Some wheat producers, he continues, use tramlines to make more precise applications with their ground equipment rather than depending on airplanes. These tramlines are unplanted rows that fit the width of the tractor. "They usually use booms of 45 to 60 feet long so they can make those applications themselves."
Each one of these practices, says Lee, is a key element in an effective wheat production system. "When you eliminate one or don't follow through with a key management tool, then you begin to limit the yield potential of your wheat crop."
Determining the seeding rate is a first, important step in any wheat production, he says. "I encourage growers to look at about 35 seed per square foot. Depending on row width, this may be 22 to 24 seed per running foot of row. Using seeds per row foot as opposed to bushels per acre is very important."
In a trial conducted this past year, Lee analyzed two bags of the highest yielding wheat varieties available. One variety contained 9,610 seed per pound and the other variety contained 16,316 seed per pound.
"One contained very large seed and the other one contained very small seed. If you planted two bushels of seed per acre, you would over-plant one of these varieties and under-plant the other variety. We had varieties ranging from 11,000 to 15,000 seed per pound. It's important that growers look at seeding according to seeds per row foot or per square foot."
Wheat growers also are encouraged to use deep tillage, either chiseling or Para-plowing their land, says Lee. This may be a conflict for those growers who are attempting to convert to reduced or minimum-tillage systems, he adds.
"These growers should recognize that wheat yield potential is reduced in a reduced-tillage system.
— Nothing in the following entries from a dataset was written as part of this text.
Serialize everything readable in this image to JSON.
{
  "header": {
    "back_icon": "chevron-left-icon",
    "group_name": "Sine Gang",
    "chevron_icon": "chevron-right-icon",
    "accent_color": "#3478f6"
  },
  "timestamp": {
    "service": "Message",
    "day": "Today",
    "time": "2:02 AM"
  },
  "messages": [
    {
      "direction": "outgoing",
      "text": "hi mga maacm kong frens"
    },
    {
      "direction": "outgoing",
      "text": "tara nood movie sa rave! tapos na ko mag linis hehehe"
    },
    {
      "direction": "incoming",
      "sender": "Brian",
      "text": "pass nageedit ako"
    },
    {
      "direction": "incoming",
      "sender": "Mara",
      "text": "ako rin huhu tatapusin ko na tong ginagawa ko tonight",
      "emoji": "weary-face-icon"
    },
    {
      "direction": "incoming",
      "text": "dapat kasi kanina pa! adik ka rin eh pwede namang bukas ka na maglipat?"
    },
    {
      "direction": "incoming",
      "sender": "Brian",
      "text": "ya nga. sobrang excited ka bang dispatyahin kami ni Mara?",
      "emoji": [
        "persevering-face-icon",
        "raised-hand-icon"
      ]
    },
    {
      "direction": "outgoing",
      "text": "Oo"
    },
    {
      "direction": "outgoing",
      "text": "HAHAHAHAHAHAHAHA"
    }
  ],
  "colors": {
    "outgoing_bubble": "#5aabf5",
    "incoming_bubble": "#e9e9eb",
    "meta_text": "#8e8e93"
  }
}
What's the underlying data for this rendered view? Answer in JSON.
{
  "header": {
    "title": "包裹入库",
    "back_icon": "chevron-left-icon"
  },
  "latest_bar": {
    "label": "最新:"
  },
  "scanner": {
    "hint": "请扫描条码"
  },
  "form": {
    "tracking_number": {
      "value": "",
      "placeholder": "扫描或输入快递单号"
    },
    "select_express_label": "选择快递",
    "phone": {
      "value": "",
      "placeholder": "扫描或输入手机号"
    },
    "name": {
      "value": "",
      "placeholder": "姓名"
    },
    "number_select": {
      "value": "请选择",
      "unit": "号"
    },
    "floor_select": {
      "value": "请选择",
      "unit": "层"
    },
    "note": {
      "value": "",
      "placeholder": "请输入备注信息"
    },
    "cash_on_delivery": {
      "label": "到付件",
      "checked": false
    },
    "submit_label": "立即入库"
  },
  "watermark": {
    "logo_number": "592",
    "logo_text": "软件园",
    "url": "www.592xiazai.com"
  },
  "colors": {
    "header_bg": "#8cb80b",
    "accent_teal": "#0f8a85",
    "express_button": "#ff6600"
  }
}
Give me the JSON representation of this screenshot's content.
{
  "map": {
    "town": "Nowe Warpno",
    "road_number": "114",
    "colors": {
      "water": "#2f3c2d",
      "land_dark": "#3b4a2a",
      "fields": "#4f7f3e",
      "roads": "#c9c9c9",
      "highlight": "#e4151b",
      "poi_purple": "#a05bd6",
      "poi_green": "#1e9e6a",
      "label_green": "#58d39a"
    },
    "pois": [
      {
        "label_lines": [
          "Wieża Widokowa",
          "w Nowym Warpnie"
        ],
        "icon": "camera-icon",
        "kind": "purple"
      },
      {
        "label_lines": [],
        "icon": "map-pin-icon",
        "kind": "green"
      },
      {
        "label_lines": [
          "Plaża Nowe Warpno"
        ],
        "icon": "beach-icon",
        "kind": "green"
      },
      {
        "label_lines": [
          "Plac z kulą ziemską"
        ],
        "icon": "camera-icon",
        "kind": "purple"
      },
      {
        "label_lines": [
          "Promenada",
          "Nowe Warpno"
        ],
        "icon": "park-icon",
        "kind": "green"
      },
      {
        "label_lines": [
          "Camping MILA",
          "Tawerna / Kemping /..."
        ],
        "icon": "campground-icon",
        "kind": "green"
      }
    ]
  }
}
But that's okay, because there are other benefits to no-till. You're just starting at a lower yield potential, and you have to manage around that potential yield loss.
"In an extremely wet year, with water-logged conditions, it could have a more serious impact than in a year with dry conditions."
Current research, he says, is looking at planting wheat into old crop stubble and then coming back immediately after seeding with a Para-till. A roller, he says, is attached to the Para-till.
"In this system, you don't have the problem of wheel ruts, and the planting problems associated with using a drill behind extremely deep tilled soil. You can apply your fertilizer, put down your seed and apply any pesticides needed. Then, you can come back with the Para-till and loosen the ground.
"You don't go back onto that field unless it's absolutely necessary. You've got deep tillage, you still have residue left on top of the ground and you've used the no-till drill. You've increased your costs because it takes a lot of power to pull the deep tillage tool. In most years, however, it can be economically beneficial. We'll continue to look at this system."
Southeast data, he adds, continues to favor the use of a deep tillage tool in wheat production.
Nitrogen rates in wheat production will vary, says Lee, according to soil type and yield goals. "We usually recommend 80 to 120 pounds per acre in heavier soils and 100 to 140 pounds in lighter soils, where more leaching will occur. Specific rates will depend on your soil type and yield goal. You'll want to give yourself credit for any type of legume crop or nitrogen carryover from a summer crop."
Wheat variety recommendations are available, he says, in the University of Georgia Wheat Production Guide. The guide now is available in county Extension offices.
DESPITE DROUGHT CONDITIONS, Georgia wheat producers harvested record yields this year, with the statewide average coming in at 52 bushels per acre.